A bris that was held last week in a small simcha hall in Jerusalem was testimony that Jews, no matter how far they fall, can always get back on their feet and return to their Creator.
The story began a few months ago when Yad L'Achim received an urgent call from Ariel Yehudah Leshem, an attorney from Jerusalem. He shared horrifying details of a young woman who, out of economic distress, had fallen under the sway of a missionary congregation called "King of Kings."
"The cult members took cynical advantage of her economic hardship and roped her into the messianic cult and into accepting its dubious obligations," he related. "Her situation is unbearable. Only you can help her."
Yad L'Achim dispatched one of its social workers to meet with the woman, hear her story first-hand and try to figure out how to help. "Only after I'd gotten very involved with them did I understand that they weren't really interested in me or my economic plight," the woman revealed. "All they wanted was for me to convert. They kept telling me that the minute I did that, things would be better for me."
The social worker convinced the woman that it wasn't too late to sever ties to the cult and start a new life.

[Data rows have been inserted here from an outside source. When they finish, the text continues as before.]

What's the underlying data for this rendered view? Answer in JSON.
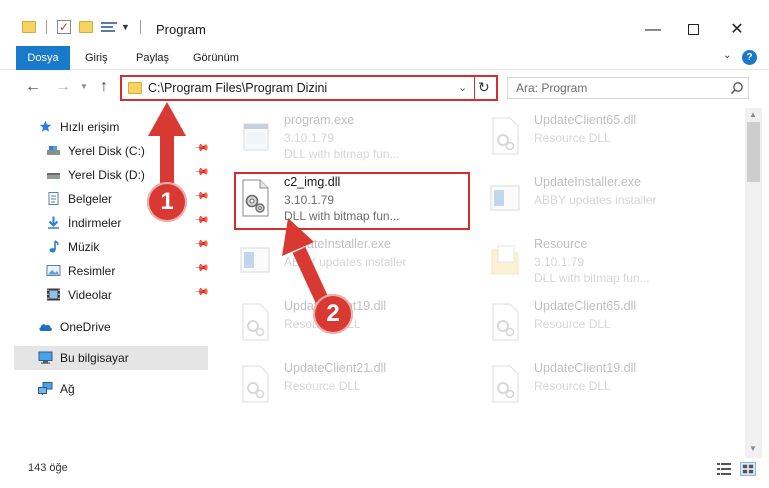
{
  "window": {
    "title": "Program",
    "minimize_glyph": "—",
    "close_glyph": "✕"
  },
  "ribbon": {
    "tabs": [
      "Dosya",
      "Giriş",
      "Paylaş",
      "Görünüm"
    ],
    "accent": "#1979ca"
  },
  "nav": {
    "address": "C:\\Program Files\\Program Dizini",
    "search_placeholder": "Ara: Program"
  },
  "sidebar": {
    "items": [
      {
        "label": "Hızlı erişim",
        "icon": "star-icon",
        "pinned": false
      },
      {
        "label": "Yerel Disk (C:)",
        "icon": "drive-icon",
        "pinned": true
      },
      {
        "label": "Yerel Disk (D:)",
        "icon": "drive-icon",
        "pinned": true
      },
      {
        "label": "Belgeler",
        "icon": "documents-icon",
        "pinned": true
      },
      {
        "label": "İndirmeler",
        "icon": "download-icon",
        "pinned": true
      },
      {
        "label": "Müzik",
        "icon": "music-icon",
        "pinned": true
      },
      {
        "label": "Resimler",
        "icon": "pictures-icon",
        "pinned": true
      },
      {
        "label": "Videolar",
        "icon": "video-icon",
        "pinned": true
      },
      {
        "label": "OneDrive",
        "icon": "cloud-icon",
        "pinned": false
      },
      {
        "label": "Bu bilgisayar",
        "icon": "computer-icon",
        "pinned": false,
        "selected": true
      },
      {
        "label": "Ağ",
        "icon": "network-icon",
        "pinned": false
      }
    ]
  },
  "files": [
    {
      "name": "program.exe",
      "line2": "3.10.1.79",
      "line3": "DLL with bitmap fun...",
      "icon": "exe-icon",
      "faded": true
    },
    {
      "name": "UpdateClient65.dll",
      "line2": "Resource DLL",
      "line3": "",
      "icon": "dll-icon",
      "faded": true
    },
    {
      "name": "c2_img.dll",
      "line2": "3.10.1.79",
      "line3": "DLL with bitmap fun...",
      "icon": "dll-gear-icon",
      "faded": false
    },
    {
      "name": "UpdateInstaller.exe",
      "line2": "ABBY updates installer",
      "line3": "",
      "icon": "installer-icon",
      "faded": true
    },
    {
      "name": "UpdateInstaller.exe",
      "line2": "ABBY updates installer",
      "line3": "",
      "icon": "installer-icon",
      "faded": true
    },
    {
      "name": "Resource",
      "line2": "3.10.1.79",
      "line3": "DLL with bitmap fun...",
      "icon": "folder-icon",
      "faded": true
    },
    {
      "name": "UpdateClient19.dll",
      "line2": "Resource DLL",
      "line3": "",
      "icon": "dll-icon",
      "faded": true
    },
    {
      "name": "UpdateClient65.dll",
      "line2": "Resource DLL",
      "line3": "",
      "icon": "dll-icon",
      "faded": true
    },
    {
      "name": "UpdateClient21.dll",
      "line2": "Resource DLL",
      "line3": "",
      "icon": "dll-icon",
      "faded": true
    },
    {
      "name": "UpdateClient19.dll",
      "line2": "Resource DLL",
      "line3": "",
      "icon": "dll-icon",
      "faded": true
    }
  ],
  "status": {
    "count": "143 öğe"
  },
  "callouts": [
    "1",
    "2"
  ],
  "colors": {
    "highlight": "#d62e2e",
    "callout": "#d83a33"
  }
}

Yad L'Achim undertook to "adopt" the woman, assigning professionals to provide her with psychological and economic assistance and to help her find a stable job.
Last week, was a milestone in her recovery, as she brought her new-born son to bris milah. The atmosphere was charged with emotion as the bracha "lehachniso bivriso shel Avraham Avinu" was recited, followed by the thunderous "Amen!" All those present – including relatives and Yad L'Achim staffers – felt the specialness of the moment. Another Jewish neshama had returned to its roots.
Reflecting on the event, Harav Shalom Dov Lifschitz, chairman of Yad L'Achim, said: "Even in situations that appear to be lost causes, when soul-snatchers have done everything to ensure that their victims won't rejoin their people, we must never give up. It is forbidden to give up on even a single Jew. Today, we can see how this rescue led to the saving of an additional Jew, the baby who has just entered into the covenant of Avraham Avinu and who will be raised as a Jew."